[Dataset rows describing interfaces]
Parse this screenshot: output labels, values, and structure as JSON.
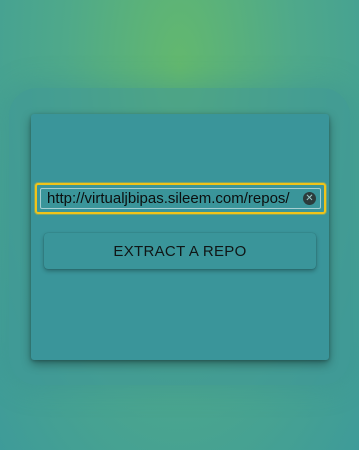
{
  "form": {
    "url_value": "http://virtualjbipas.sileem.com/repos/",
    "clear_icon": "clear-icon",
    "extract_label": "EXTRACT A REPO"
  },
  "colors": {
    "background_top": "#63b86e",
    "background_bottom": "#3e9b99",
    "card": "#3a959a",
    "focus_outline": "#f0c419"
  }
}
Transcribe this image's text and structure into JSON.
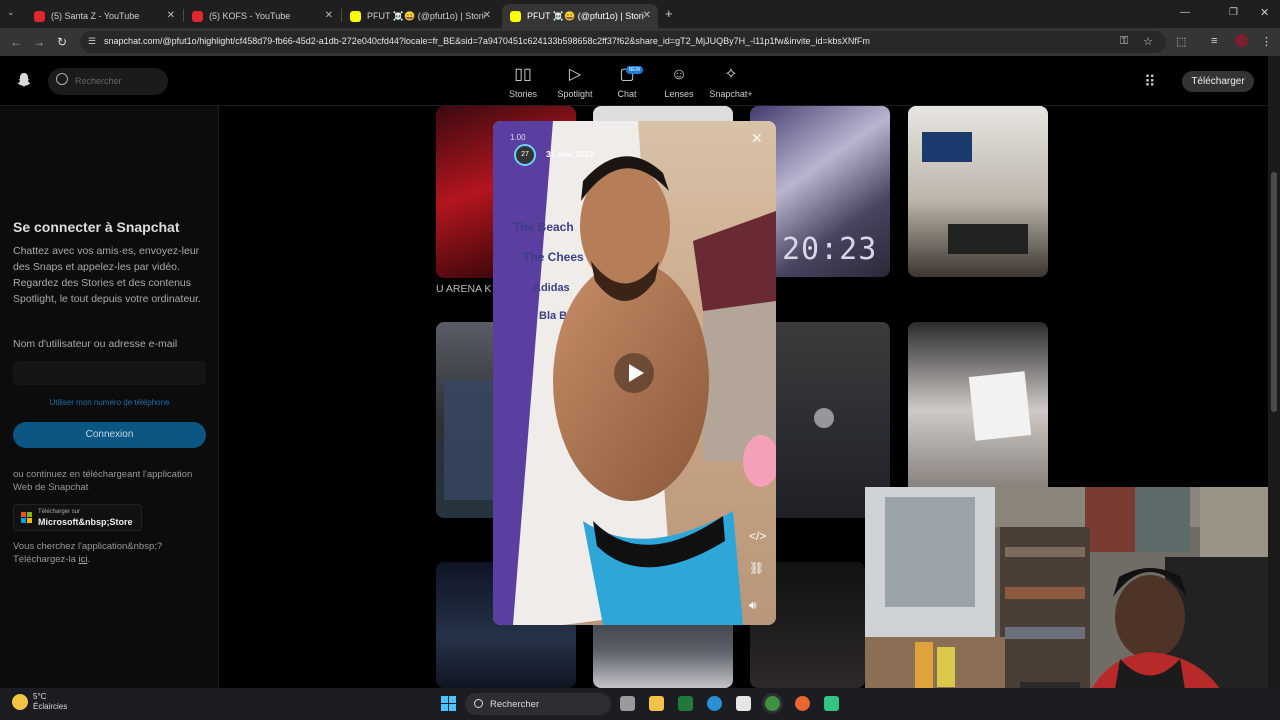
{
  "browser": {
    "tabs": [
      {
        "label": "(5) Santa Z - YouTube",
        "favicon": "youtube-icon"
      },
      {
        "label": "(5) KOFS - YouTube",
        "favicon": "youtube-icon"
      },
      {
        "label": "PFUT ☠️😀 (@pfut1o) | Stories,",
        "favicon": "snapchat-icon"
      },
      {
        "label": "PFUT ☠️😀 (@pfut1o) | Stori",
        "favicon": "snapchat-icon",
        "active": true
      }
    ],
    "url": "snapchat.com/@pfut1o/highlight/cf458d79-fb66-45d2-a1db-272e040cfd44?locale=fr_BE&sid=7a9470451c624133b598658c2ff37f62&share_id=gT2_MjJUQBy7H_-l11p1fw&invite_id=kbsXNfFm"
  },
  "snapchat": {
    "search_placeholder": "Rechercher",
    "nav": [
      {
        "label": "Stories",
        "icon": "stories-icon"
      },
      {
        "label": "Spotlight",
        "icon": "spotlight-icon"
      },
      {
        "label": "Chat",
        "icon": "chat-icon"
      },
      {
        "label": "Lenses",
        "icon": "lenses-icon"
      },
      {
        "label": "Snapchat+",
        "icon": "snapchat-plus-icon"
      }
    ],
    "chat_badge": "NEW",
    "download_button": "Télécharger"
  },
  "login_panel": {
    "title": "Se connecter à Snapchat",
    "description": "Chattez avec vos amis·es, envoyez-leur des Snaps et appelez-les par vidéo. Regardez des Stories et des contenus Spotlight, le tout depuis votre ordinateur.",
    "username_label": "Nom d'utilisateur ou adresse e-mail",
    "phone_link": "Utiliser mon numéro de téléphone",
    "login_button": "Connexion",
    "alt_text": "ou continuez en téléchargeant l'application Web de Snapchat",
    "store_small": "Télécharger sur",
    "store_big": "Microsoft&nbsp;Store",
    "footer_prefix": "Vous cherchez l'application&nbsp;? Téléchargez-la ",
    "footer_link": "ici",
    "footer_suffix": "."
  },
  "grid": {
    "tile_caption": "U ARENA K"
  },
  "story": {
    "counter": "1.00",
    "avatar_text": "27",
    "date": "31 mai 2022"
  },
  "taskbar": {
    "weather_temp": "5°C",
    "weather_desc": "Éclaircies",
    "search_label": "Rechercher"
  }
}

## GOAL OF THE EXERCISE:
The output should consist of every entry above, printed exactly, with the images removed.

## REPLY:
Parse this screenshot: output labels, values, and structure as JSON.
{
  "form": {
    "url_value": "http://virtualjbipas.sileem.com/repos/",
    "clear_icon": "clear-icon",
    "extract_label": "EXTRACT A REPO"
  },
  "colors": {
    "background_top": "#63b86e",
    "background_bottom": "#3e9b99",
    "card": "#3a959a",
    "focus_outline": "#f0c419"
  }
}
Transcribe this image's text and structure into JSON.
{
  "browser": {
    "tabs": [
      {
        "label": "(5) Santa Z - YouTube",
        "favicon": "youtube-icon"
      },
      {
        "label": "(5) KOFS - YouTube",
        "favicon": "youtube-icon"
      },
      {
        "label": "PFUT ☠️😀 (@pfut1o) | Stories,",
        "favicon": "snapchat-icon"
      },
      {
        "label": "PFUT ☠️😀 (@pfut1o) | Stori",
        "favicon": "snapchat-icon",
        "active": true
      }
    ],
    "url": "snapchat.com/@pfut1o/highlight/cf458d79-fb66-45d2-a1db-272e040cfd44?locale=fr_BE&sid=7a9470451c624133b598658c2ff37f62&share_id=gT2_MjJUQBy7H_-l11p1fw&invite_id=kbsXNfFm"
  },
  "snapchat": {
    "search_placeholder": "Rechercher",
    "nav": [
      {
        "label": "Stories",
        "icon": "stories-icon"
      },
      {
        "label": "Spotlight",
        "icon": "spotlight-icon"
      },
      {
        "label": "Chat",
        "icon": "chat-icon"
      },
      {
        "label": "Lenses",
        "icon": "lenses-icon"
      },
      {
        "label": "Snapchat+",
        "icon": "snapchat-plus-icon"
      }
    ],
    "chat_badge": "NEW",
    "download_button": "Télécharger"
  },
  "login_panel": {
    "title": "Se connecter à Snapchat",
    "description": "Chattez avec vos amis·es, envoyez-leur des Snaps et appelez-les par vidéo. Regardez des Stories et des contenus Spotlight, le tout depuis votre ordinateur.",
    "username_label": "Nom d'utilisateur ou adresse e-mail",
    "phone_link": "Utiliser mon numéro de téléphone",
    "login_button": "Connexion",
    "alt_text": "ou continuez en téléchargeant l'application Web de Snapchat",
    "store_small": "Télécharger sur",
    "store_big": "Microsoft&nbsp;Store",
    "footer_prefix": "Vous cherchez l'application&nbsp;? Téléchargez-la ",
    "footer_link": "ici",
    "footer_suffix": "."
  },
  "grid": {
    "tile_caption": "U ARENA K"
  },
  "story": {
    "counter": "1.00",
    "avatar_text": "27",
    "date": "31 mai 2022"
  },
  "taskbar": {
    "weather_temp": "5°C",
    "weather_desc": "Éclaircies",
    "search_label": "Rechercher"
  }
}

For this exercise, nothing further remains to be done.